If you would like to be sent event follow-up materials, please send a request to shenley@gsblaw.com.FullSizeRender (2)

This article was original published in Marijuana Venture magazine in June, 2014

Last month, in the first half of this two-part series on strategic planning, we reviewed the important fact that the growth, processing, distribution, retail sale and use of marijuana, while legal under state law, remains illegal as a controlled substance under federal law. The Aug. 29, 2013 Cole memo is guidance from the federal government which provides that the federal government will not enforce the marijuana laws in Washington so long as the state does an adequate job of preventing the marijuana industry from being abused in the state of Washington.

The Cole memo is guidance which could be amended or withdrawn at any time either in whole or part. The impact would lead to criminal prosecution and severe economic hardship.

So what do we recommend for the I-502 business participant?

As mentioned at the end of the last month’s article, we recommend that the I-502 business person utilize a strategic asset ownership plan of limited liability companies (LLCs) and trusts to isolate the risk inherent with the I-502 business from the other assets of the business participant.

Structuring with LLCs: The I-502 business should be owned by an LLC (Washington state law appears to require that the business be owned by an LLC formed under Washington law. See WAC 314.55.020(7)). If the I-502 business person has several I-502 related businesses each business should be operated within its own LLC. The reason for this is to isolate the liabilities associated with each I-502 business within its own separate LLC. We further recommend that the I-502 business person have a second LLC hold the ownership in the I-502 business entity (the operating entity).

The ownership LLC provides a second layer of protection by having both the ownership and operation of the I-502 business in LLCs.
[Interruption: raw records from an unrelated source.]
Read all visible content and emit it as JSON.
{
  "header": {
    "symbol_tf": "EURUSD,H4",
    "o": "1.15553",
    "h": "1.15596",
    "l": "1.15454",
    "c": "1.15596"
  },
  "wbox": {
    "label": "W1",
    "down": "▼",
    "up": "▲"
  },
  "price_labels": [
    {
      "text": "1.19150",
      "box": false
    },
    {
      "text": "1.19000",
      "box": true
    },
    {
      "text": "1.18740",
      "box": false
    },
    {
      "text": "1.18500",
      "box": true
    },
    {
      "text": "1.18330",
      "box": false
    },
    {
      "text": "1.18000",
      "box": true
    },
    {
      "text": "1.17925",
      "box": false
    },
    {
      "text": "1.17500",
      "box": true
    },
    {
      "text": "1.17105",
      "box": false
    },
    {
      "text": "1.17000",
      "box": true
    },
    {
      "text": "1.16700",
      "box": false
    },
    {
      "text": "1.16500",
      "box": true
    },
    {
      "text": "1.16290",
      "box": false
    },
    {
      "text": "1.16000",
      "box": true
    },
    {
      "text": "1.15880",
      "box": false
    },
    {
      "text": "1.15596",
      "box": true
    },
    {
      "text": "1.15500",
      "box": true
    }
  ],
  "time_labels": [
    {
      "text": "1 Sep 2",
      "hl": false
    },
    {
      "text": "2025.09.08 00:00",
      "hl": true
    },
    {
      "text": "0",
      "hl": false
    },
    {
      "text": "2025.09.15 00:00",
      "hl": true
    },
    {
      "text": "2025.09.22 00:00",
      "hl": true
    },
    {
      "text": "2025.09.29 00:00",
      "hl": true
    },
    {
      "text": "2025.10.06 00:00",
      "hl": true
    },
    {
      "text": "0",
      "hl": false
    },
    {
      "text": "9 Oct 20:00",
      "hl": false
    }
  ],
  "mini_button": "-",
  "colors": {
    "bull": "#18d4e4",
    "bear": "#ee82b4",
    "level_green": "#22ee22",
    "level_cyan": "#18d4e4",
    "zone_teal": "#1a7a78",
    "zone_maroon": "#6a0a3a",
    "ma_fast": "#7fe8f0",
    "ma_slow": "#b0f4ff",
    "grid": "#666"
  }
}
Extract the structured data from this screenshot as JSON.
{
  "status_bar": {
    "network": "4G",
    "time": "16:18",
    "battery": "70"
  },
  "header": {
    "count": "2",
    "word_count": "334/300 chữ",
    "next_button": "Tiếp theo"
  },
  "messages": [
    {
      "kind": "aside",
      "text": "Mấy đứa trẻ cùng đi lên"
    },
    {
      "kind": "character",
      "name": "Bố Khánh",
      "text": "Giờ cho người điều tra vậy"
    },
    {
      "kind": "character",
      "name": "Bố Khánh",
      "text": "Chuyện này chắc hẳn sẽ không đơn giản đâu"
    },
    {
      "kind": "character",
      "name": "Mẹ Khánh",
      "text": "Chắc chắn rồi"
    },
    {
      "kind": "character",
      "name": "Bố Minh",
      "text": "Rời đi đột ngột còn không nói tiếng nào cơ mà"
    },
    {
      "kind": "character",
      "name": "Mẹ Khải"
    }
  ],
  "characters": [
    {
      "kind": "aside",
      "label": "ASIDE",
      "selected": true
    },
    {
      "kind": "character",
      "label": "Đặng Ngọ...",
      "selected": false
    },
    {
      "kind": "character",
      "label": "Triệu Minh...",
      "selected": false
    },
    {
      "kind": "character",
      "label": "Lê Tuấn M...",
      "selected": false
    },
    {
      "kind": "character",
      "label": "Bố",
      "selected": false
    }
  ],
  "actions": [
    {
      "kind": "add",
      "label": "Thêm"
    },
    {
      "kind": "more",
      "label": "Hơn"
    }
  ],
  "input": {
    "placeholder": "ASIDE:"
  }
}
Under Washington law, assuming the investors of the LLC properly operate the LLC and treat it as a separate, independent legal entity, the liabilities associated with the operation of the I-502 business should remain within the LLC and not “bleed” over into the other assets of the I-502 business person. (In the event the federal government reversed the prosecuting of violators of the Controlled Substance Act as it relates to Washington residents, there is no assurance this structure would protect the I-502 business person from criminal liability if found personally liable for violating the federal Controlled Substance Act.)

To read more, visit Marijuana Venture magazine online

This article was original published in Marijuana Venture magazine in May, 2014

This is the first installment of a two-part article which talks with you about issues to consider when structuring the ownership once operation of your I-502 related business has begun.

A very important issue with regard to any business, but now particularly with an I-502 business, is the isolation of the potential liability associated with the operation of an I-502 business or I-502 related business from the other assets of the business owner. This strategic planning issue is of particular concern to participants in the I-502 industry so long as the application of federal law to the business remains uncertain.

Where we are: The passage of I-502 made the sale of recreational marijuana legal under Washington State law and resulted in the creation of major new business opportunities within the state.

The problem with this new business is that the direct or indirect growing, possession, sale and distribution of marijuana remains a violation of the federal Controlled Substance Act. So what is legal under Washington law remains illegal under federal law.

To read more, visit Marijuana Venture magazine online

Search This Blog

Subscribe

RSS RSS Feed

About Us
Since its founding in 1966, Garvey Schubert Barer has counseled clients across a broad range of industry sectors. Our attorneys have deep bench experience and significant expertise in both complex legal and business matters. We value innovation and entrepreneurship, and closely monitor industry trends. It is with these values in mind that our firm established the cannabis industry group. Read More ›

Recent Posts

Topics

Select Category:

Archives

Select Month:

Contributors

Back to Page